Pick out all lines with the word "stock" from the records that follow.

BEGIN SUPPLIED MATERIAL

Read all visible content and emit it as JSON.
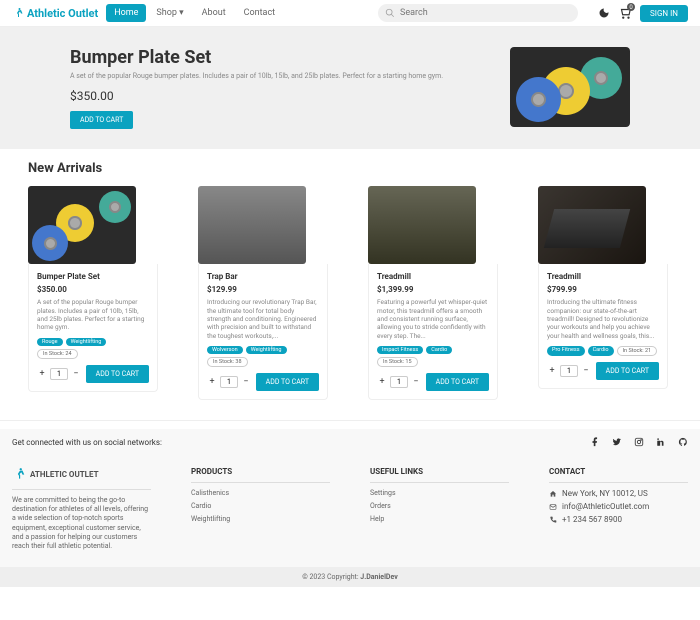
{
  "header": {
    "brand": "Athletic Outlet",
    "nav": {
      "home": "Home",
      "shop": "Shop",
      "about": "About",
      "contact": "Contact"
    },
    "search_placeholder": "Search",
    "signin": "SIGN IN",
    "cart_count": "0"
  },
  "hero": {
    "title": "Bumper Plate Set",
    "desc": "A set of the popular Rouge bumper plates. Includes a pair of 10lb, 15lb, and 25lb plates. Perfect for a starting home gym.",
    "price": "$350.00",
    "btn": "ADD TO CART"
  },
  "arrivals_title": "New Arrivals",
  "products": [
    {
      "name": "Bumper Plate Set",
      "price": "$350.00",
      "desc": "A set of the popular Rouge bumper plates. Includes a pair of 10lb, 15lb, and 25lb plates. Perfect for a starting home gym.",
      "tags": [
        "Rouge",
        "Weightlifting"
      ],
      "stock": "In Stock: 24",
      "qty": "1"
    },
    {
      "name": "Trap Bar",
      "price": "$129.99",
      "desc": "Introducing our revolutionary Trap Bar, the ultimate tool for total body strength and conditioning. Engineered with precision and built to withstand the toughest workouts,...",
      "tags": [
        "Wolverson",
        "Weightlifting"
      ],
      "stock": "In Stock: 38",
      "qty": "1"
    },
    {
      "name": "Treadmill",
      "price": "$1,399.99",
      "desc": "Featuring a powerful yet whisper-quiet motor, this treadmill offers a smooth and consistent running surface, allowing you to stride confidently with every step. The...",
      "tags": [
        "Impact Fitness",
        "Cardio"
      ],
      "stock": "In Stock: 15",
      "qty": "1"
    },
    {
      "name": "Treadmill",
      "price": "$799.99",
      "desc": "Introducing the ultimate fitness companion: our state-of-the-art treadmill! Designed to revolutionize your workouts and help you achieve your health and wellness goals, this...",
      "tags": [
        "Pro Fitness",
        "Cardio"
      ],
      "stock": "In Stock: 21",
      "qty": "1"
    }
  ],
  "social_text": "Get connected with us on social networks:",
  "footer": {
    "brand": "ATHLETIC OUTLET",
    "about": "We are committed to being the go-to destination for athletes of all levels, offering a wide selection of top-notch sports equipment, exceptional customer service, and a passion for helping our customers reach their full athletic potential.",
    "products_h": "PRODUCTS",
    "products": [
      "Calisthenics",
      "Cardio",
      "Weightlifting"
    ],
    "links_h": "USEFUL LINKS",
    "links": [
      "Settings",
      "Orders",
      "Help"
    ],
    "contact_h": "CONTACT",
    "address": "New York, NY 10012, US",
    "email": "info@AthleticOutlet.com",
    "phone": "+1 234 567 8900"
  },
  "copyright_prefix": "© 2023 Copyright: ",
  "copyright_name": "J.DanielDev"
}
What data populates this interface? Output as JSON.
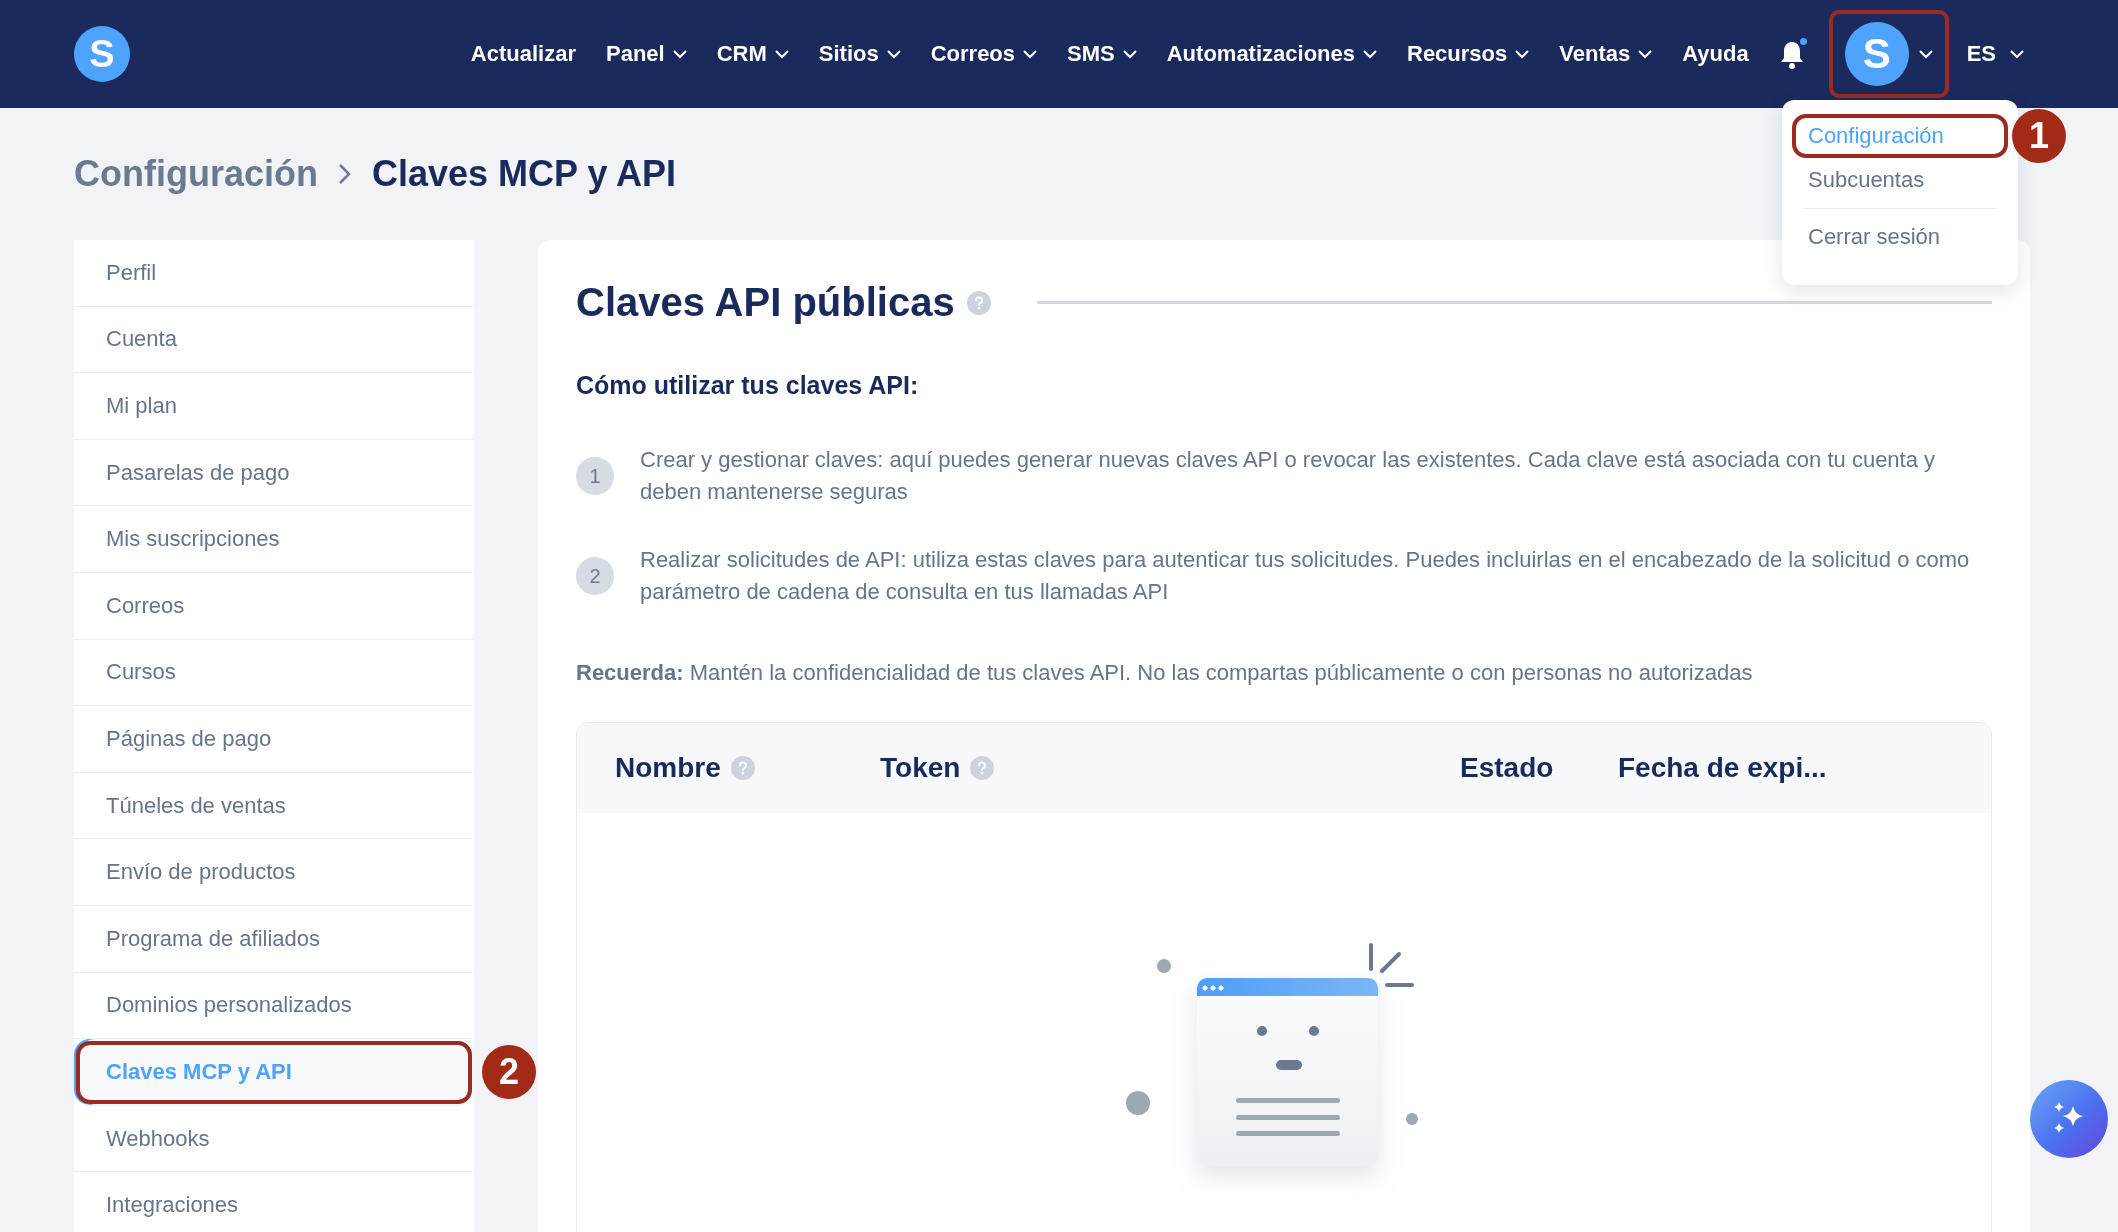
{
  "navbar": {
    "logo": "S",
    "items": [
      {
        "label": "Actualizar",
        "has_menu": false
      },
      {
        "label": "Panel",
        "has_menu": true
      },
      {
        "label": "CRM",
        "has_menu": true
      },
      {
        "label": "Sitios",
        "has_menu": true
      },
      {
        "label": "Correos",
        "has_menu": true
      },
      {
        "label": "SMS",
        "has_menu": true
      },
      {
        "label": "Automatizaciones",
        "has_menu": true
      },
      {
        "label": "Recursos",
        "has_menu": true
      },
      {
        "label": "Ventas",
        "has_menu": true
      },
      {
        "label": "Ayuda",
        "has_menu": false
      }
    ],
    "notifications_unread": true,
    "avatar": {
      "letter": "S",
      "highlighted": true
    },
    "language": "ES"
  },
  "user_menu": {
    "items": [
      {
        "label": "Configuración",
        "selected": true,
        "annotation": "1"
      },
      {
        "label": "Subcuentas",
        "selected": false
      },
      {
        "label": "Cerrar sesión",
        "selected": false
      }
    ]
  },
  "breadcrumb": [
    "Configuración",
    "Claves MCP y API"
  ],
  "sidebar": {
    "items": [
      {
        "label": "Perfil",
        "selected": false
      },
      {
        "label": "Cuenta",
        "selected": false
      },
      {
        "label": "Mi plan",
        "selected": false
      },
      {
        "label": "Pasarelas de pago",
        "selected": false
      },
      {
        "label": "Mis suscripciones",
        "selected": false
      },
      {
        "label": "Correos",
        "selected": false
      },
      {
        "label": "Cursos",
        "selected": false
      },
      {
        "label": "Páginas de pago",
        "selected": false
      },
      {
        "label": "Túneles de ventas",
        "selected": false
      },
      {
        "label": "Envío de productos",
        "selected": false
      },
      {
        "label": "Programa de afiliados",
        "selected": false
      },
      {
        "label": "Dominios personalizados",
        "selected": false
      },
      {
        "label": "Claves MCP y API",
        "selected": true,
        "annotation": "2"
      },
      {
        "label": "Webhooks",
        "selected": false
      },
      {
        "label": "Integraciones",
        "selected": false
      }
    ]
  },
  "content": {
    "title": "Claves API públicas",
    "subtitle": "Cómo utilizar tus claves API:",
    "steps": [
      {
        "number": "1",
        "text": "Crear y gestionar claves: aquí puedes generar nuevas claves API o revocar las existentes. Cada clave está asociada con tu cuenta y deben mantenerse seguras"
      },
      {
        "number": "2",
        "text": "Realizar solicitudes de API: utiliza estas claves para autenticar tus solicitudes. Puedes incluirlas en el encabezado de la solicitud o como parámetro de cadena de consulta en tus llamadas API"
      }
    ],
    "note": "**Recuerda:** Mantén la confidencialidad de tus claves API. No las compartas públicamente o con personas no autorizadas",
    "table": {
      "columns": [
        {
          "label": "Nombre",
          "help": true
        },
        {
          "label": "Token",
          "help": true
        },
        {
          "label": "Estado",
          "help": false
        },
        {
          "label": "Fecha de expi...",
          "help": false
        }
      ]
    }
  }
}
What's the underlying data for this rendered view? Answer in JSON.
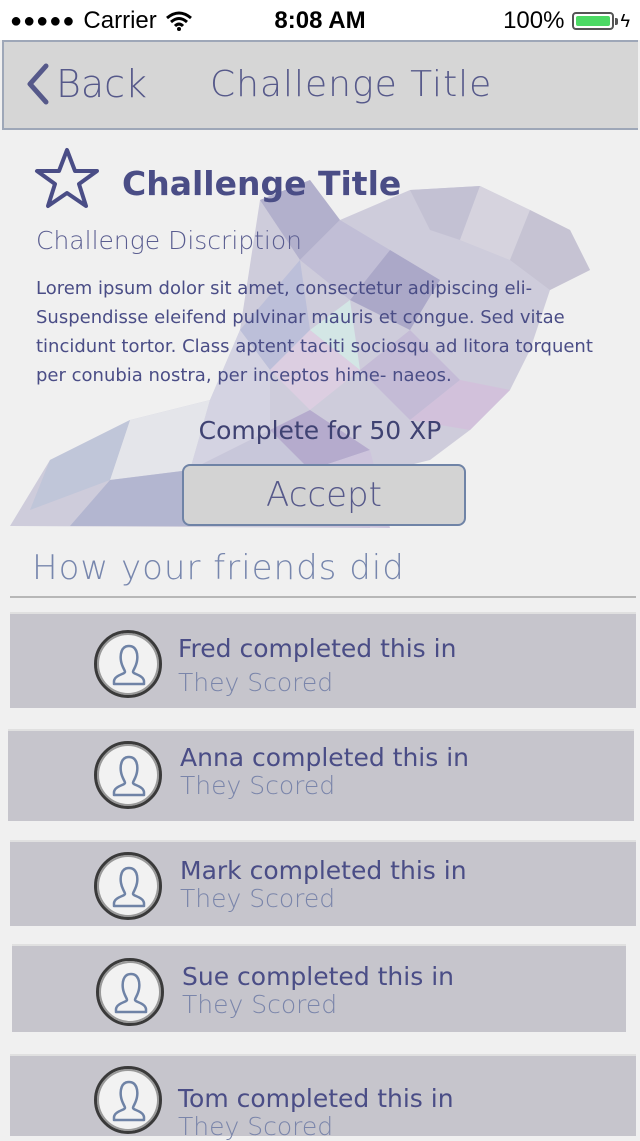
{
  "status_bar": {
    "carrier": "Carrier",
    "time": "8:08 AM",
    "battery": "100%",
    "signal_dots": "●●●●●"
  },
  "nav": {
    "back_label": "Back",
    "title": "Challenge Title"
  },
  "challenge": {
    "title": "Challenge Title",
    "description_label": "Challenge Discription",
    "body": "Lorem ipsum dolor sit amet, consectetur adipiscing eli- Suspendisse eleifend pulvinar mauris et congue. Sed vitae tincidunt tortor. Class aptent taciti sociosqu ad litora torquent per conubia nostra, per inceptos hime- naeos.",
    "xp_text": "Complete for 50 XP",
    "accept_label": "Accept"
  },
  "friends": {
    "heading": "How your friends did",
    "items": [
      {
        "name_line": "Fred completed this in",
        "score_line": "They Scored"
      },
      {
        "name_line": "Anna completed this in",
        "score_line": "They Scored"
      },
      {
        "name_line": "Mark completed this in",
        "score_line": "They Scored"
      },
      {
        "name_line": "Sue completed this in",
        "score_line": "They Scored"
      },
      {
        "name_line": "Tom completed this in",
        "score_line": "They Scored"
      }
    ]
  },
  "icons": {
    "back": "chevron-left-icon",
    "star": "star-outline-icon",
    "avatar": "user-silhouette-icon",
    "wifi": "wifi-icon",
    "battery": "battery-icon"
  },
  "colors": {
    "accent": "#4a4d86",
    "nav_bg": "#d6d6d6",
    "row_bg": "#c6c5cc",
    "battery": "#4cd964"
  }
}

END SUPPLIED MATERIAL

▶ **TASK RESULT**
      "stock": "In Stock: 24",
      "stock": "In Stock: 38",
      "stock": "In Stock: 15",
      "stock": "In Stock: 21",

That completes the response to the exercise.